Local officials announced in 2013 that 54,000 people in Los Angeles city and county were homeless, an increase of 15% from two years earlier.
The jump bucked national trends, and suggested the region’s campaign against homelessness might be heading in the wrong direction.
But earlier this year, federal officials challenged 18,000 of that total — those whom L.A. considers “hidden homeless,” detected through a random telephone survey designed to locate people scattered in hard-to-find places across the county’s 4,000-square-mile sprawl.
The U.S. Department of Housing and Urban Development says it lost confidence in the survey methodology. The Los Angeles Homeless Services Authority says its original count is the most accurate and comprehensive available.
Either way — 54,000 or 36,000 — Los Angeles remains second to New York as the region with the most homeless residents. And officials say the uncertainty won’t affect L.A.'s share of funding for homeless housing and services, which is not based on homeless numbers but on poverty and housing data.
But the disagreement points to the challenges in trying define the size of — much less solve — the homelessness problem, and has prompted some to scoff at the radical drop reflected by the federal approach.

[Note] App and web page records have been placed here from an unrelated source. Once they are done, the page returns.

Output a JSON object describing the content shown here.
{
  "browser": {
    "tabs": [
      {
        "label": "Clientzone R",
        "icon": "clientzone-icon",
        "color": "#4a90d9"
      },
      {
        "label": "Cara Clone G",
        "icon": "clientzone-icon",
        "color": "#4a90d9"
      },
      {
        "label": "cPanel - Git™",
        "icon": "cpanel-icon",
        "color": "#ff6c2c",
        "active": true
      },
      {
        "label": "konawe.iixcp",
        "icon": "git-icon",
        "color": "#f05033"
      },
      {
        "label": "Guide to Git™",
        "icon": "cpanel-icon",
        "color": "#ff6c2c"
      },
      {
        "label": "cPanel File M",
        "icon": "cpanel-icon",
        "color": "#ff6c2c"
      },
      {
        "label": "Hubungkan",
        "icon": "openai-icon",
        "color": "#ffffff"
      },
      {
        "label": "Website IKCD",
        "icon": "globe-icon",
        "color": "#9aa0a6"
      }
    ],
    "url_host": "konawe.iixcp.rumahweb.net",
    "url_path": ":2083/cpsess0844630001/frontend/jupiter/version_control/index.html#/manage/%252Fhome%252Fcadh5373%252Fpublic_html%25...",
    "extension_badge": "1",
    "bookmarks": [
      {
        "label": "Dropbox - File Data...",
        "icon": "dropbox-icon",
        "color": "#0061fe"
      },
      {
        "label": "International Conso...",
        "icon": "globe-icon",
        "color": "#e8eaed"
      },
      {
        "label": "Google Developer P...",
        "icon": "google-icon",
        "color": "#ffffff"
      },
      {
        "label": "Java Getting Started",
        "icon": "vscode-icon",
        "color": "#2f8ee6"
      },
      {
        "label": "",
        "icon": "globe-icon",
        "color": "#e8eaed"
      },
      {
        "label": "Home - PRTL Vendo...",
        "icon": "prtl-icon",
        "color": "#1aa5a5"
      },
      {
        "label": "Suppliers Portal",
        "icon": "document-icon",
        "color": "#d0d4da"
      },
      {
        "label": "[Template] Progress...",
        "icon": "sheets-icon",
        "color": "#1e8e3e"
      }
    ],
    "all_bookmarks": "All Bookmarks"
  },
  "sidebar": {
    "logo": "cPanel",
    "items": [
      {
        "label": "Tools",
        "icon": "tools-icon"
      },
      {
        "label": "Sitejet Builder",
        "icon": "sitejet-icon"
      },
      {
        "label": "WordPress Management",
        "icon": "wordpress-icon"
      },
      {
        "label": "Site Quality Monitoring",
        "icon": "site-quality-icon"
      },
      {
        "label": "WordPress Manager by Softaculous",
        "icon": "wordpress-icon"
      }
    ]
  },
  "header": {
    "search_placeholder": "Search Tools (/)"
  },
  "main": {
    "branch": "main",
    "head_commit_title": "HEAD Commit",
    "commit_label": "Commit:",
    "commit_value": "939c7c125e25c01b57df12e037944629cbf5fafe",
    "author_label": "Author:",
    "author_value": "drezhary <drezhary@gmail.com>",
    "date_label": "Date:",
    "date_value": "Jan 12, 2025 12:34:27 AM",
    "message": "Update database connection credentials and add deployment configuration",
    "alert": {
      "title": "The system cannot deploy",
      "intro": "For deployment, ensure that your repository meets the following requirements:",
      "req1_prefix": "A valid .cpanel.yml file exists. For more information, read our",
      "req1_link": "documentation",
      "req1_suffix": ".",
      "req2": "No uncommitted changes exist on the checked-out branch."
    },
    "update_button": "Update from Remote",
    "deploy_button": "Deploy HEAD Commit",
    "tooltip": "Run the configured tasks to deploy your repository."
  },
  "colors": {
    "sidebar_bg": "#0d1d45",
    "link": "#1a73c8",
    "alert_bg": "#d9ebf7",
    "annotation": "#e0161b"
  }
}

“Unless 18,000 people died, I have no idea where they put them,” said Alice Callaghan, a longtime skid row activist and head of Las Familias del Pueblo, which educates immigrant children.

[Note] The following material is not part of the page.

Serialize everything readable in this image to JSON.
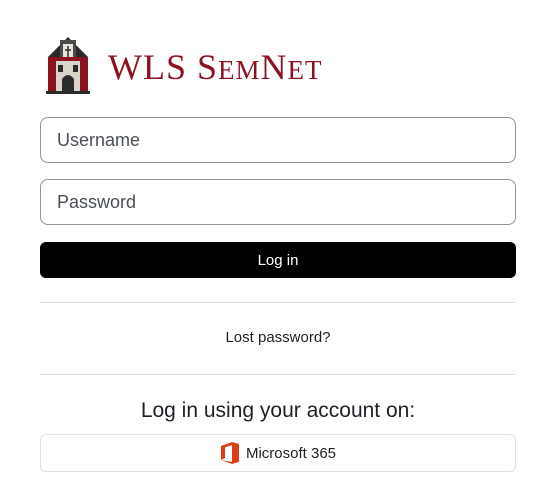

The dispute comes as the federal government has focused on getting the chronically homeless and veterans off the streets in 2015. Los Angeles’ homeless population represents 9% of the national total and includes the most homeless veterans — more than 6,000 — in the country.
Success or failure here could tip the balance in the national fight.

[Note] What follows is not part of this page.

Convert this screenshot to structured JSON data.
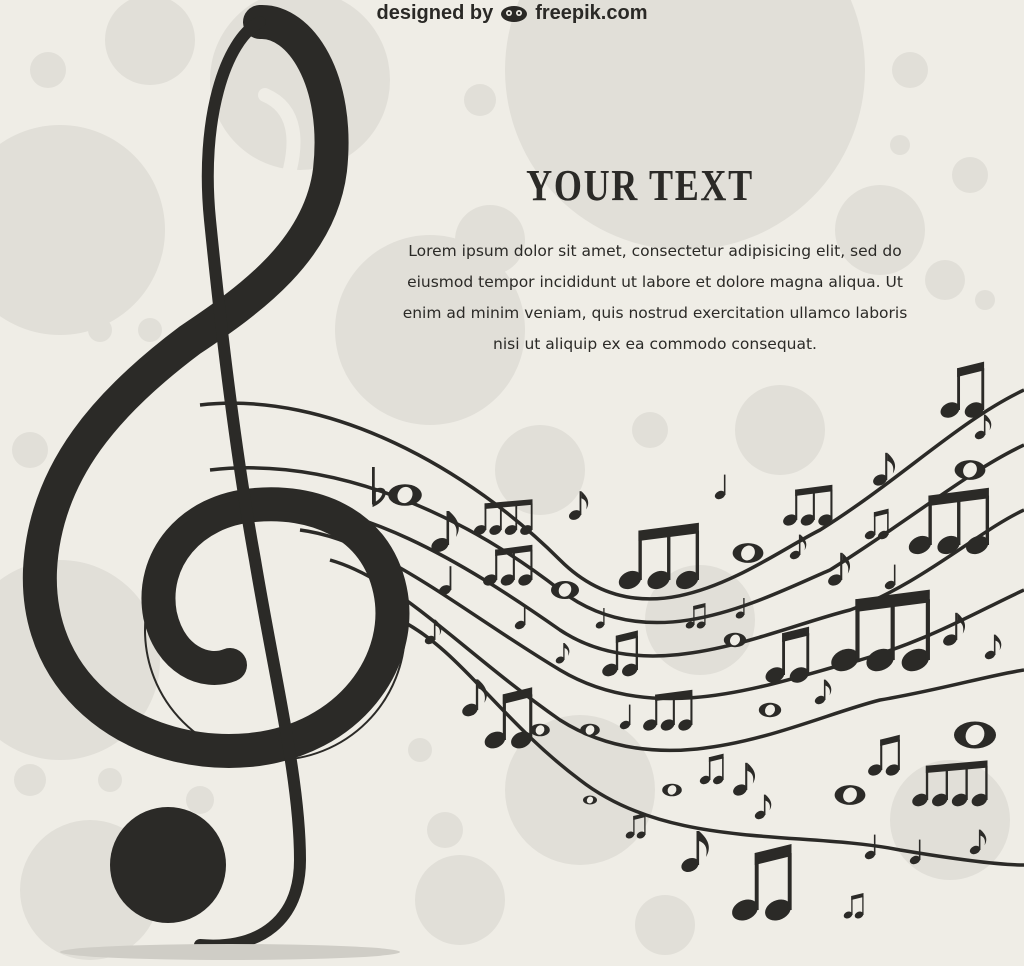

“Our emphasis on data is changing the landscape, showing when we invest in strategies that work, we absolutely can end homelessness,” said Laura Zeilinger, executive director of the U.S. Interagency Council on Homelessness, part of the federal government. “We absolutely see L.A. as critical to the national effort.”
In 2002, HUD began developing standards to create uniform and reliable data on homelessness.
In most places, computerized bed counts from shelters and transitional and other temporary housing sites are reported to HUD. Volunteers also fan out in the streets, typically on a single night, to count people sleeping in cars, under freeway bridges or in riverbed encampments.
Because of the Los Angeles region’s social, political and geographical complexity — mountains, forests, riverbeds, islands and 88 municipalities — the Los Angeles Homeless Services Authority conducts its count only every two years, over several days.
Final numbers are extrapolated from a sample count. Over the years, the sample has grown, with the 2013 street count covering 70% of the county’s census tracts, said Mike Arnold, the homeless authority’s executive director.
The county and several other jurisdictions, including Las Vegas, also used a telephone survey to ferret out people living in garages or garden shacks, or camping out in friends’ yards — the so-called hidden homeless. In 2013, 30,000 households in Los Angeles County were contacted by phone, Arnold said.
Arnold said the survey methodology had been published in a peer-reviewed journal in Europe. HUD had accepted telephone survey results from Los Angeles for every count since 2005, he added.
As for HUD’s decision to stop accepting the phone survey data, Arnold said: “There are the public reasons and there are the private ones. Everybody is under pressure to end homelessness.”
Federal officials said they long had reservations about the survey. After seeing several years of survey results, they pulled the plug on its use by any jurisdiction.
In a letter to the L.A. homeless authority in October 2013, HUD officials took issue with the idea of extrapolating from what they said was a small telephone survey sample.
“In 2011, a single person counted in Los Angeles telephone survey results in nearly 1,000 persons being added to its total [homeless] count,” HUD officials wrote.
Earlier this year, the Department of Veterans Affairs offered the county an estimated $772,000 to fund a 2014 homeless count that might have cleared up some of the confusion. The homeless authority’s commission, made up of 10 mayoral and county supervisor appointees, said that negotiations with the VA over the contract had broken down.
Arnold said the VA’s “contracting bureaucracy” was to blame. Sixteen other jurisdictions around the country accepted the VA’s offer, and a handful of others did not.
Federal officials said time ran out for Los Angeles to plan the complex undertaking. Local homeless advocates said they were disappointed.
“LAHSA needlessly missed the opportunity to update our homeless figures in 2014,” said Flora Gil Krisiloff, the Westside deputy for County Supervisor Zev Yaroslavsky and his appointee to the homeless commission. “It would have been especially useful in tracking veteran homelessness.”
Arnold said the commission is continuing to work with the VA to get Los Angeles on an annual count schedule. To allow for historical comparisons and avoid the misleading appearance of a sudden drop, HUD in 2014 will publish L.A. numbers with and without the hidden homeless data.
“The numbers get far too much emphasis in policy, as opposed to doing anything about homelessness,” said retired UCLA law professor Gary Blasi, who studies the issue. “Even with street counts, people do the best they can, but there’s a very wide margin of error.”